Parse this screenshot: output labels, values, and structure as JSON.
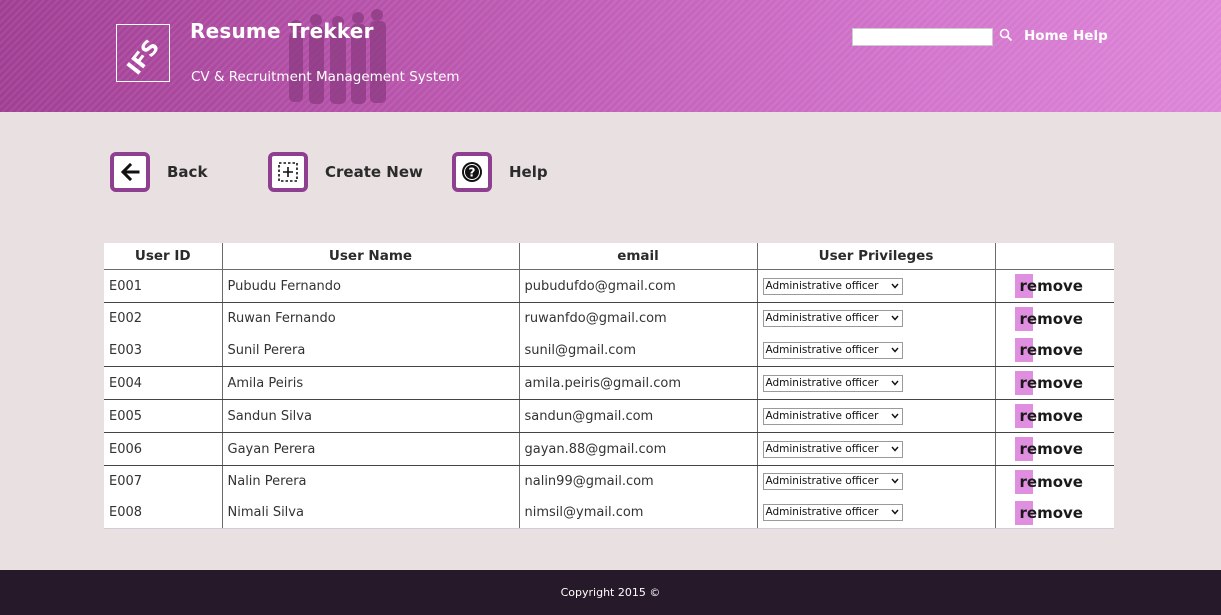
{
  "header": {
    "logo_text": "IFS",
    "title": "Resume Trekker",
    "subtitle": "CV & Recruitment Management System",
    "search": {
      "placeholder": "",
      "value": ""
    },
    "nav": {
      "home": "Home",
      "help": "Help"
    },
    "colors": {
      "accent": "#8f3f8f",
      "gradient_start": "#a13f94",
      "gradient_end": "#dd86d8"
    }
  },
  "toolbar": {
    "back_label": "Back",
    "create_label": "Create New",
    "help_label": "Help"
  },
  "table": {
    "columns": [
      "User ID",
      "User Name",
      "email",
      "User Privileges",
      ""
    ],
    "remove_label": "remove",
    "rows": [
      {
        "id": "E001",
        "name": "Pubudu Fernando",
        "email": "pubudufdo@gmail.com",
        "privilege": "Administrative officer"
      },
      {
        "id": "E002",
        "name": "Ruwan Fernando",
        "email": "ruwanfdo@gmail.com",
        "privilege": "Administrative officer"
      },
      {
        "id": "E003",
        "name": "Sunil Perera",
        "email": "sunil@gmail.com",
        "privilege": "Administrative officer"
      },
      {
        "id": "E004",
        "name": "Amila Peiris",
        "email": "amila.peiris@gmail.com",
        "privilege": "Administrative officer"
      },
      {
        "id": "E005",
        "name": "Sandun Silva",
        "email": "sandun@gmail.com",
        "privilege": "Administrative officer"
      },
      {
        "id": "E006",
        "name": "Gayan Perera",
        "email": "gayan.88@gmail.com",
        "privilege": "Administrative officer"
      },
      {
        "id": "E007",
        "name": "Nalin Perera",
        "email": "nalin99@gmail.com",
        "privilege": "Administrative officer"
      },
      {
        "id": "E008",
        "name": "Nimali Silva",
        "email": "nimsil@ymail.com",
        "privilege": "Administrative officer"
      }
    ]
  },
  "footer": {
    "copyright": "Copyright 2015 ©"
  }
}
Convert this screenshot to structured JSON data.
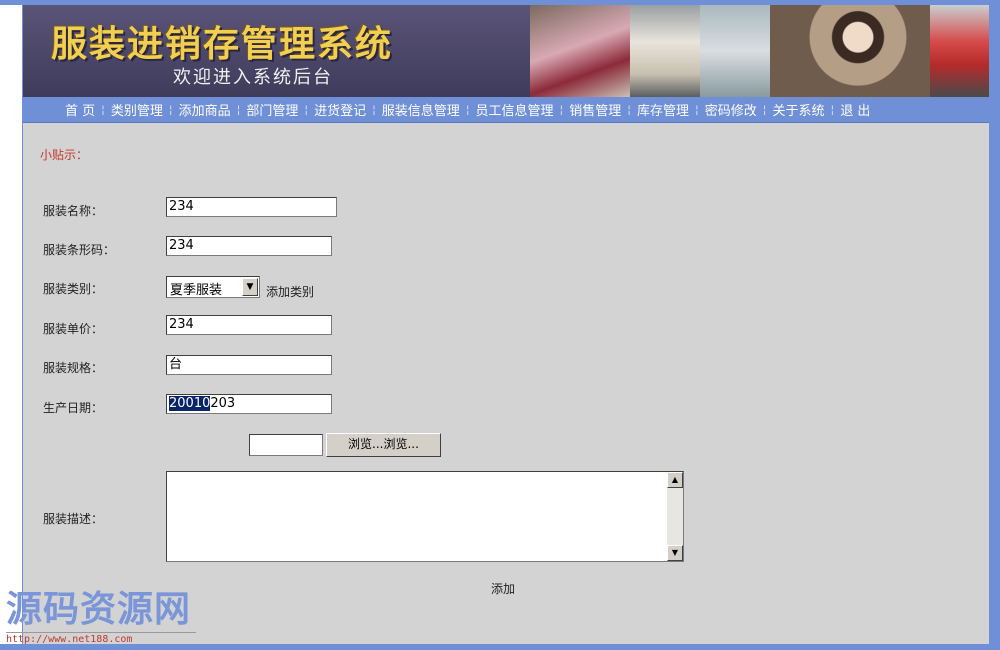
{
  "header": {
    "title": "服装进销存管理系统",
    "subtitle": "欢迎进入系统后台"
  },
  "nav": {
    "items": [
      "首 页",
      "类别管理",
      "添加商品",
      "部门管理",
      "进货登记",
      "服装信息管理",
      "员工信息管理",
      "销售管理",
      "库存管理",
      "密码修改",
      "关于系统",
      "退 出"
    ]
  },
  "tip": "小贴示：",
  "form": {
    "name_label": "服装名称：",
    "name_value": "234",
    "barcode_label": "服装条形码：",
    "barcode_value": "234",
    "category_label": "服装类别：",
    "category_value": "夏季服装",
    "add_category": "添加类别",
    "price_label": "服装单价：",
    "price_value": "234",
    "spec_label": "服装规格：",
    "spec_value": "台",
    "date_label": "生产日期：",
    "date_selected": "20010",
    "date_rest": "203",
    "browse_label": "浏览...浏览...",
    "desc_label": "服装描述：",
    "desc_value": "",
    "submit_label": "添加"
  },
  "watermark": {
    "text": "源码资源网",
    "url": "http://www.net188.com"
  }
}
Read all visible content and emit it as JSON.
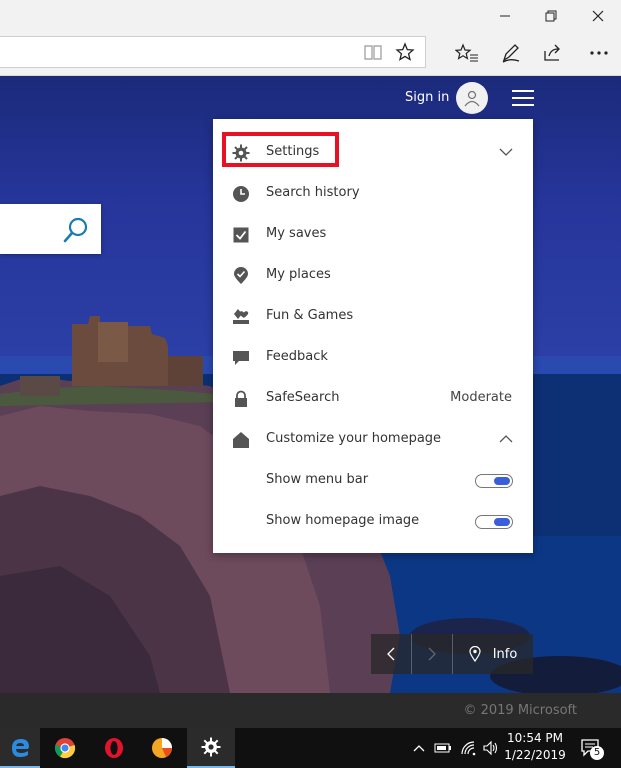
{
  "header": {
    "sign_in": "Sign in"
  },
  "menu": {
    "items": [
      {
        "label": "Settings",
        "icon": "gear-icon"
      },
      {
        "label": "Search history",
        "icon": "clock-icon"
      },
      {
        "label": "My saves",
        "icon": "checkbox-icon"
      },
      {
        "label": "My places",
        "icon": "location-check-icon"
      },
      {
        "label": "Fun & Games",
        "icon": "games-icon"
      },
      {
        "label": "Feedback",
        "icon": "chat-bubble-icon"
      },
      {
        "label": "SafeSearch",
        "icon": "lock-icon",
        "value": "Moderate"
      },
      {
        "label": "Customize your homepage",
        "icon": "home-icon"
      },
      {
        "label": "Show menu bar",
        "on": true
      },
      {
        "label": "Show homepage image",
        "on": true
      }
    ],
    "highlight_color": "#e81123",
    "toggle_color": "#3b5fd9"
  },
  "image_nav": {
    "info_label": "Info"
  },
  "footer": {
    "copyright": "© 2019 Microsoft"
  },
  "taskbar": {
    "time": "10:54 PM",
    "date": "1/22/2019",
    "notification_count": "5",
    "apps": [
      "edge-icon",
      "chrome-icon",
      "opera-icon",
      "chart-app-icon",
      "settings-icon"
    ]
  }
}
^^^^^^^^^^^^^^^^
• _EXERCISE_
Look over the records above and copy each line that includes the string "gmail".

• _EXPECTED ANSWER_
        "email": "pubudufdo@gmail.com",
        "email": "ruwanfdo@gmail.com",
        "email": "sunil@gmail.com",
        "email": "amila.peiris@gmail.com",
        "email": "sandun@gmail.com",
        "email": "gayan.88@gmail.com",
        "email": "nalin99@gmail.com",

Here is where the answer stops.